· safety equipment
· flotation equipment
· portable fire extinguishers
Except as otherwise specified in an approved maintenance programme or operator's maintenance manual, safety equipment should be maintained in accordance with appropriate aircraft manufacturer's instructions or, in the absence of these, in accordance with the equipment manufacturer's instructions.
All emergency equipment should be examined for general condition, including examination for corrosion and other deterioration.
Maintenance performed on safety equipment should be recorded in the logbook of the aircraft in which the equipment is installed. For equipment which is not regularly carried on the same aircraft, either¾
· maintenance may be recorded in a separate maintenance record
· the date of the last test or check required by the maintenance programme should be indelibly marked—
· on each item of equipment
· on a CAA Form Two attached to the equipment
· for a fire extinguisher, on the attached metal tag
First aid kits are required to be fitted to all air transport aircraft and any aircraft with greater than 10 passenger seats.
First aid kit contents should be checked against the required scale of items—
· every 12 months
· when reported as used by the crew
· when a component item has reached its expiry date
First aid kit contents should be defined by the operator of the aircraft and included as a list in the kit, taking into account—
· operating environment
· routes to be flown
· types of operation carried out
· number of passengers
· likely medical requirements
The inspection of the kit should confirm—
· the contents against the operators requirements
· the contents against each particular item requirements such as expiry dates
· the security of the kit in the aircraft
· the location and placarding of the kit and the aircraft such that the kit is located to minimise—
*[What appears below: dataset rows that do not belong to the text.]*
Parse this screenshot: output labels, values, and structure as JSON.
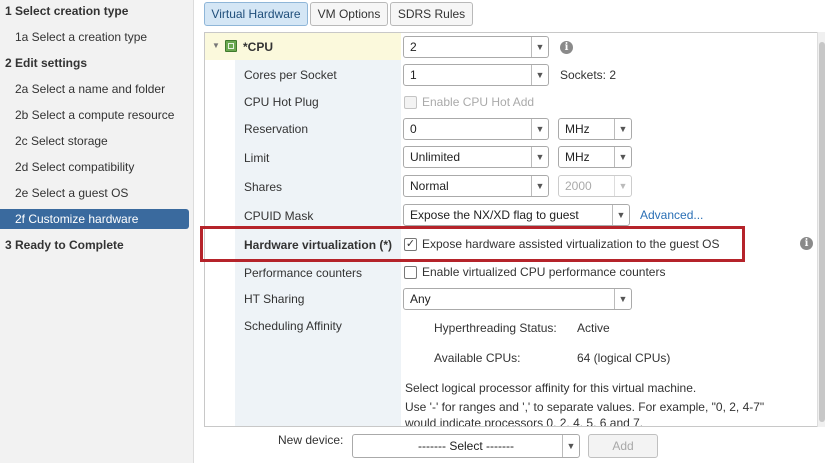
{
  "wizard": {
    "steps": [
      {
        "label": "1  Select creation type"
      },
      {
        "label": "1a  Select a creation type"
      },
      {
        "label": "2  Edit settings"
      },
      {
        "label": "2a  Select a name and folder"
      },
      {
        "label": "2b  Select a compute resource"
      },
      {
        "label": "2c  Select storage"
      },
      {
        "label": "2d  Select compatibility"
      },
      {
        "label": "2e  Select a guest OS"
      },
      {
        "label": "2f  Customize hardware"
      },
      {
        "label": "3  Ready to Complete"
      }
    ]
  },
  "tabs": [
    {
      "label": "Virtual Hardware"
    },
    {
      "label": "VM Options"
    },
    {
      "label": "SDRS Rules"
    }
  ],
  "cpu": {
    "title": "*CPU",
    "count_value": "2",
    "cores_label": "Cores per Socket",
    "cores_value": "1",
    "sockets_text": "Sockets:  2",
    "hotplug_label": "CPU Hot Plug",
    "hotplug_option": "Enable CPU Hot Add",
    "reservation_label": "Reservation",
    "reservation_value": "0",
    "reservation_unit": "MHz",
    "limit_label": "Limit",
    "limit_value": "Unlimited",
    "limit_unit": "MHz",
    "shares_label": "Shares",
    "shares_value": "Normal",
    "shares_number": "2000",
    "cpuid_label": "CPUID Mask",
    "cpuid_value": "Expose the NX/XD flag to guest",
    "cpuid_link": "Advanced...",
    "hwvirt_label": "Hardware virtualization (*)",
    "hwvirt_option": "Expose hardware assisted virtualization to the guest OS",
    "perf_label": "Performance counters",
    "perf_option": "Enable virtualized CPU performance counters",
    "ht_label": "HT Sharing",
    "ht_value": "Any",
    "affinity_label": "Scheduling Affinity",
    "ht_status_label": "Hyperthreading Status:",
    "ht_status_value": "Active",
    "avail_cpus_label": "Available CPUs:",
    "avail_cpus_value": "64 (logical CPUs)",
    "affinity_help_1": "Select logical processor affinity for this virtual machine.",
    "affinity_help_2": "Use '-' for ranges and ',' to separate values. For example,  \"0, 2, 4-7\"",
    "affinity_help_3": "would indicate processors 0, 2, 4, 5, 6 and 7."
  },
  "footer": {
    "new_device_label": "New device:",
    "select_value": "------- Select -------",
    "add_label": "Add"
  },
  "icons": {
    "expand": "triangle-down-icon",
    "cpu": "cpu-chip-icon",
    "info": "info-icon",
    "dropdown": "chevron-down-icon",
    "check": "checkmark-icon"
  },
  "colors": {
    "nav_active": "#3a6a9e",
    "highlight_border": "#b5232a",
    "tab_active": "#d4e6f5",
    "label_column": "#eef3f7",
    "link": "#2a6fb5"
  }
}
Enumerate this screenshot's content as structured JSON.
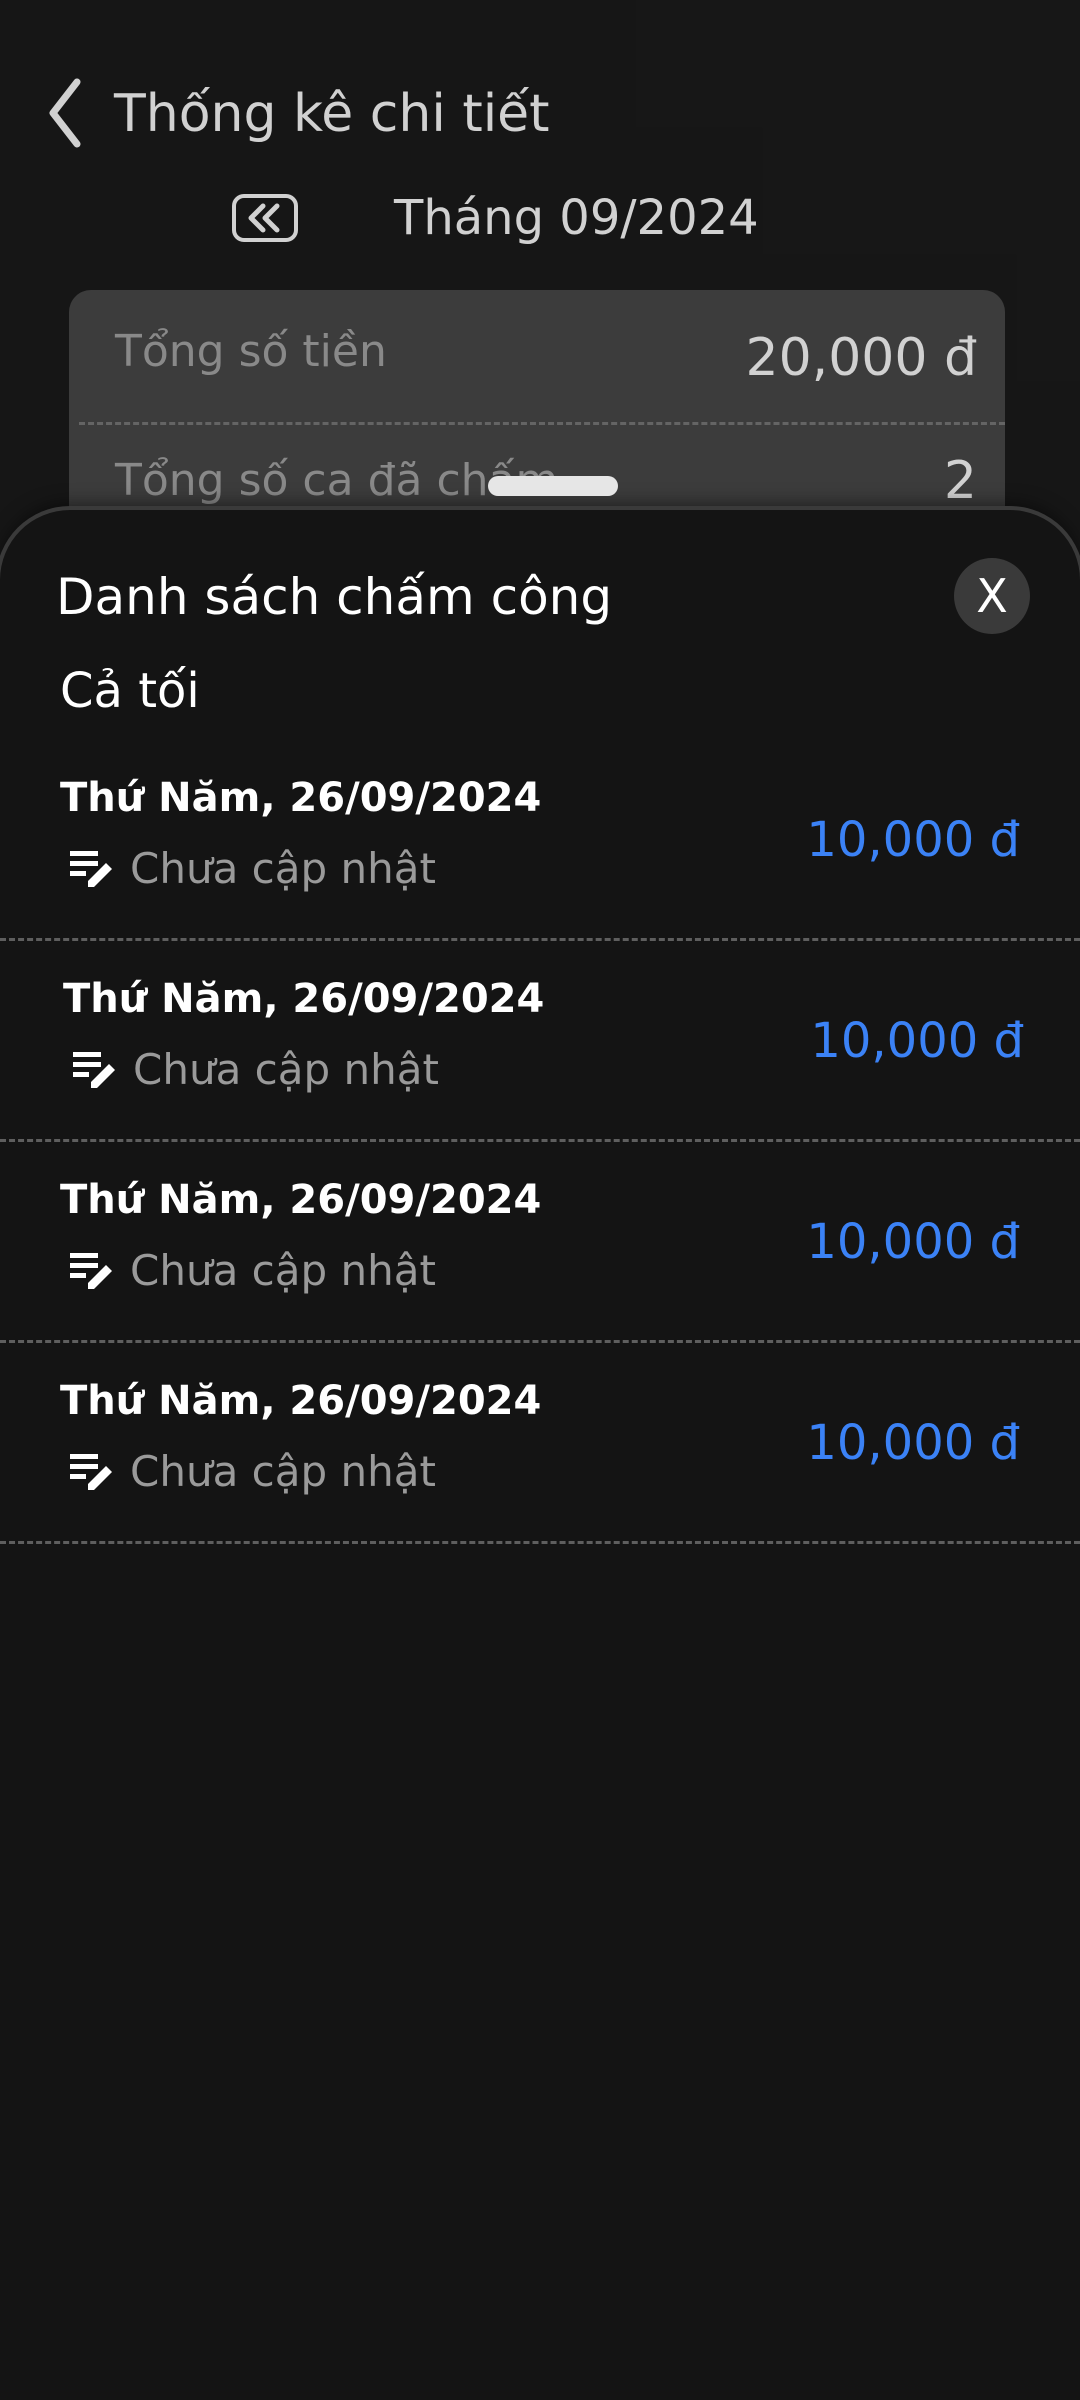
{
  "header": {
    "title": "Thống kê chi tiết",
    "back_icon": "chevron-left-icon"
  },
  "month_selector": {
    "prev_icon": "double-chevron-left-icon",
    "label": "Tháng 09/2024"
  },
  "summary": {
    "total_money_label": "Tổng số tiền",
    "total_money_value": "20,000 đ",
    "total_shifts_label": "Tổng số ca đã chấm",
    "total_shifts_value": "2"
  },
  "sheet": {
    "title": "Danh sách chấm công",
    "close_label": "X",
    "group_title": "Cả tối",
    "items": [
      {
        "date": "Thứ Năm, 26/09/2024",
        "note": "Chưa cập nhật",
        "amount": "10,000 đ"
      },
      {
        "date": "Thứ Năm, 26/09/2024",
        "note": "Chưa cập nhật",
        "amount": "10,000 đ"
      },
      {
        "date": "Thứ Năm, 26/09/2024",
        "note": "Chưa cập nhật",
        "amount": "10,000 đ"
      },
      {
        "date": "Thứ Năm, 26/09/2024",
        "note": "Chưa cập nhật",
        "amount": "10,000 đ"
      }
    ]
  },
  "colors": {
    "background": "#1c1c1c",
    "sheet": "#141414",
    "card": "#4a4a4a",
    "amount_accent": "#3b82f6",
    "muted_text": "#9a9a9a"
  }
}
· damage to the kit as a result of an accident
· injury to the aircraft occupants if the kit becomes detached
· contamination during normal operations
Life preservers are required on all flights that cannot maintain 1000 feet altitude more than gliding distance from shore. To be effective when used these items should be regularly serviced.
The CAA is examining the current marine standards for life preservers, including constant wear jackets, with a view to accepting marine jackets to appropriate specifications for aviation use.
Unless otherwise detailed in manufacturer’s procedures all flotation equipment should be tested as detailed in this advisory circular.
Inflation tests should be performed at intervals not exceeding 12 months. Tests should require the inflation of each chamber and a check for the rate of leakage from that chamber.
When an equipment manufacturer does not specify a test pressure, inflatable safety equipment should be tested for leaks at 14 kPa.
Floatation equipment should be checked for general condition of the material and seams.
All items fitted to the equipment should be assessed for their serviceability, including—
· strobes, for operation and battery life
· whistles, for operation
· lifting handles, for security and condition of stitching
· reflecting tape, for security and clarity
· inflation valves, for operation
· CO 2 cylinders, for weight and valve operation
The packaging of the equipment should be checked to ensure that it provides the equipment adequate protection to prevent in service damage.
Flotation cushions should be tested in accordance with the manufacturer's instructions at intervals not exceeding six months.
Unless otherwise approved, each portable fire extinguisher should be weighed at intervals not exceeding 12 months. The weight should not be less than that specified by the manufacturer for a fully charged extinguisher.